A courageous schoolgirl who survived a crash with a pick-up truck has thanked her rescuers.
Lucy Smith was left battling for her life after she was struck down, moments after stepping off a bus in a Perthshire village.
The 15-year-old was catapulted through the air and landed across the street, underneath a parked car.
She spent more than a week in a high dependency hospital unit after worried doctors found bleeding in her brain.
Now exactly one year on, Lucy has made a complete recovery. On Monday, the High School of Dundee student, now 16, visited Scotland’s only charity air ambulance (SCAA) crew at their Perth Airport base to thank them for their heroic role in her rescue.
Lucy and her parents Euan and Kirsten, who run the MacDonald Arms Hotel at Balbeggie, showed their gratitude with a £2,000 donation. The money was raised through a series of events, including a quiz night and dominoes contest.
The accident happened on June 25 at Kinrossie. Lucy was on her way to youth club when she was hit.
Emergency crews, including SCAA, were on the scene within minutes.
Mr Smith was at his daughter’s side as she lay injured on the road.
“We’ve always supported SCAA, but after seeing the team in action for Lucy we wanted to do more,” he said.
“We got there pretty quickly. It was terrifying, seeing her lying there and feeling so helpless.
“She had serious head injuries, but was conscious and shouting and striking out at the paramedics. It was very distressing to see.”
Although the SCAA was scrambled to the scene, it was decided that Lucy should be taken to hospital by road ambulance because of her highly agitated state.

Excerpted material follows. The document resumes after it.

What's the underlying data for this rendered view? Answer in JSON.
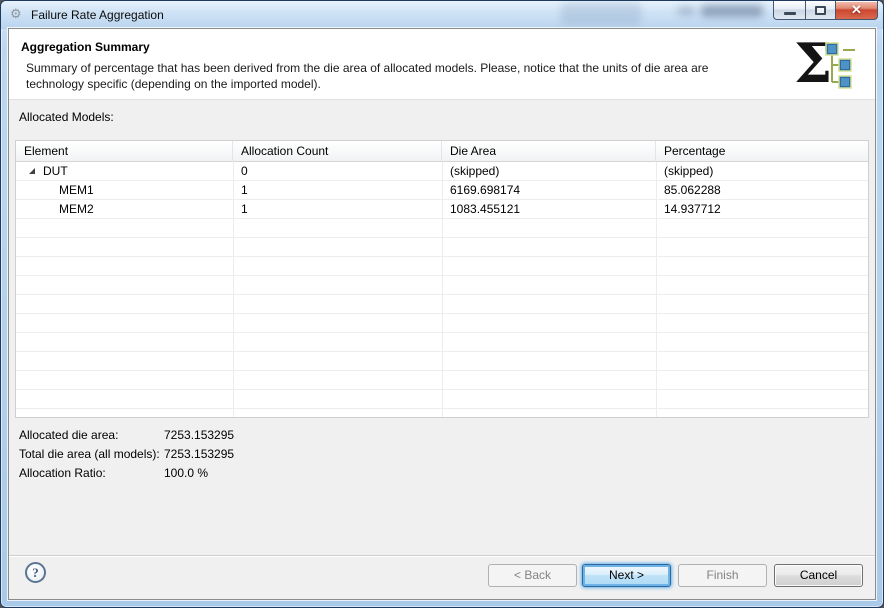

But because of her severe injuries, a SCAA paramedic travelled alongside her. A member of the Tayside Trauma Team rendezvoused with them on route to Ninewells.
Mr Smith said: “She was later diagnosed with a small bleed to the brain and we were told that the first 48 hours would be critical.
“It was eight days in high dependency before we were allowed home to a long summer of recovery,” said Mr Smith. “It was a huge relief after a very traumatic week.
“We will forever be thankful to everyone who worked so hard to save her that day. The 999 machine is phenomenal when you see it in action – the speed and professionalism of those involved was just amazing. We can’t thank them enough.”
Lucy, who wants to be a dentist when she leaves school, said she knows she has lucky to have come through unscathed. “I have absolutely no memory of the accident,” she said. “I just remember waking up in hospital afterwards.
“It was great to come out and say thank you to SCAA and meet the paramedics who were there on the day.”
David Craig, the charity’s chief executive, said: “We are so pleased that Lucy has made a full recovery and everyone at SCAA was delighted to see the family.
“It’s very humbling that despite the traumatic course of events, the family have thought about others and raised a fantastic sum of money which will help keep SCAA flying.”